How the blues beat the uniform swing
In the high-octane political atmosphere following the May 6th election we never looked back to to check out what had been a contentious issue on PB for months beforehand – how the uniform national swing would operate.
Above is what happens when you feed the GB votes shares on CON 36.9%: LAB 29.7%: LD 23.6% into the BBC’s swing calculator. Assuming the outstanding seat goes with last time then the Tories were sixteen seats ahead of the UNS projection with Labour Labour eight short and the Lib Dems off by seven.
So a Tory lead over Labour of 49 seats would have been one of just 25 and Brown’s party would have been in a much stronger position in any coalition negotiations.
It’s hard to see how in this context that Clegg’s party could have adopted the route that they did. A Labour minority would have been a probable outcome. Certainly Brown would have not felt the need to resign so quickly
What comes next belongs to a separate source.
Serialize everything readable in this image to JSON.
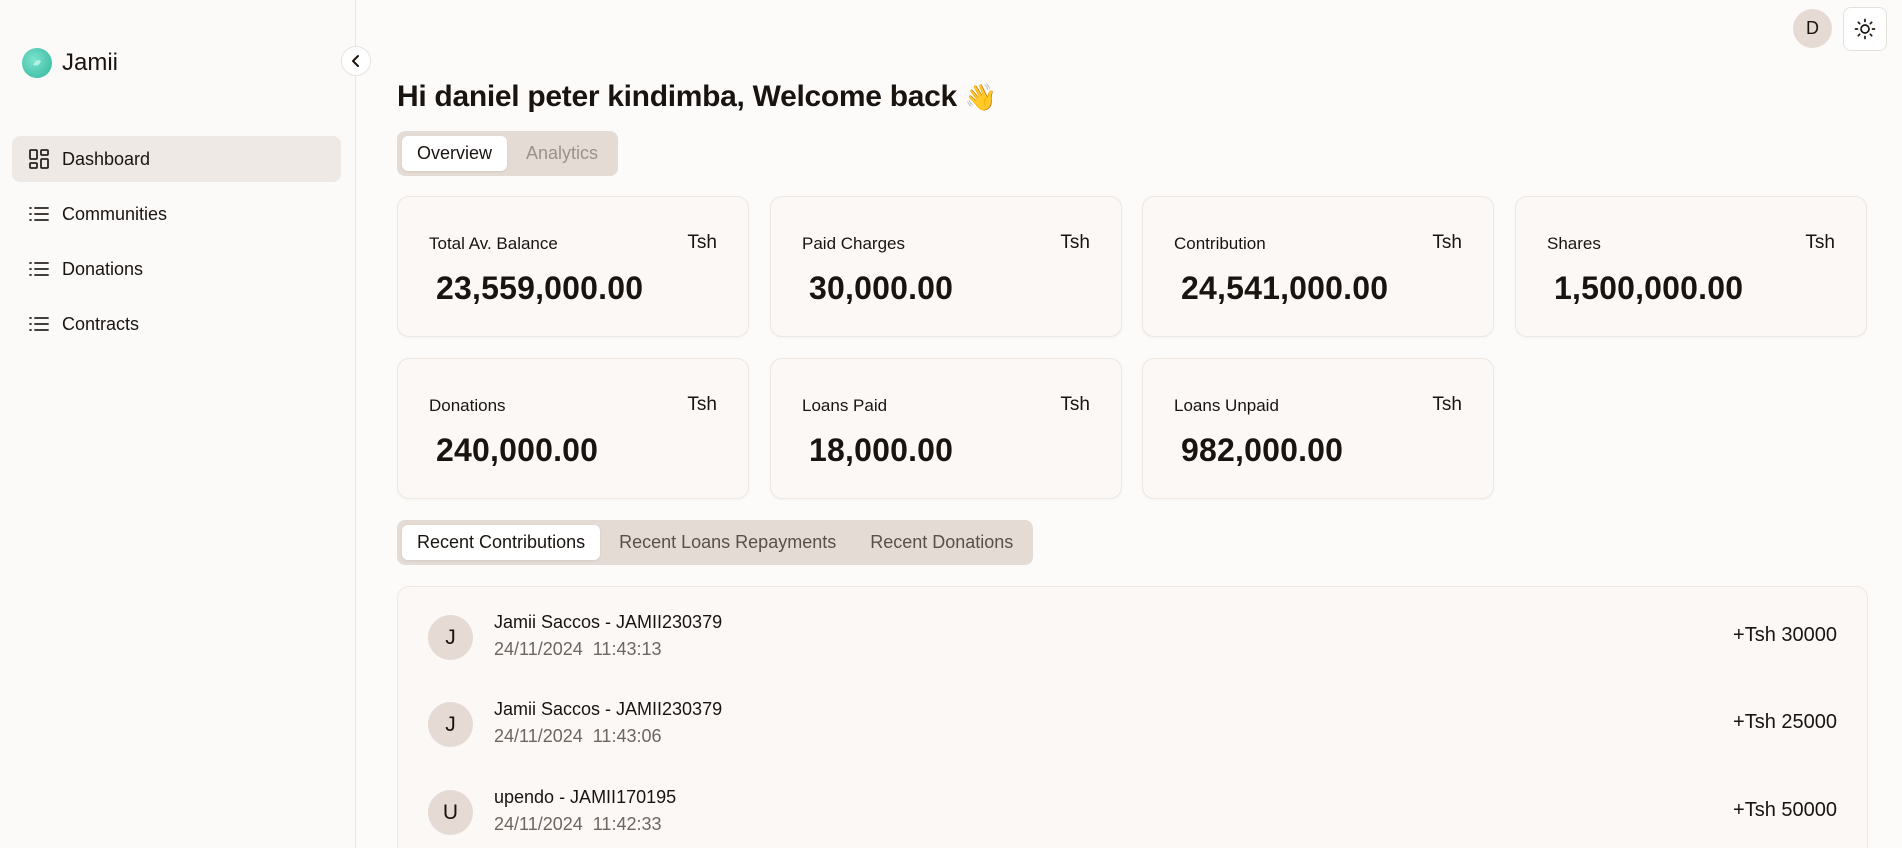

What I found quite striking during the election was the blind faith that many commentators seemed to have in the UNS – it was reported as though it was some natural law.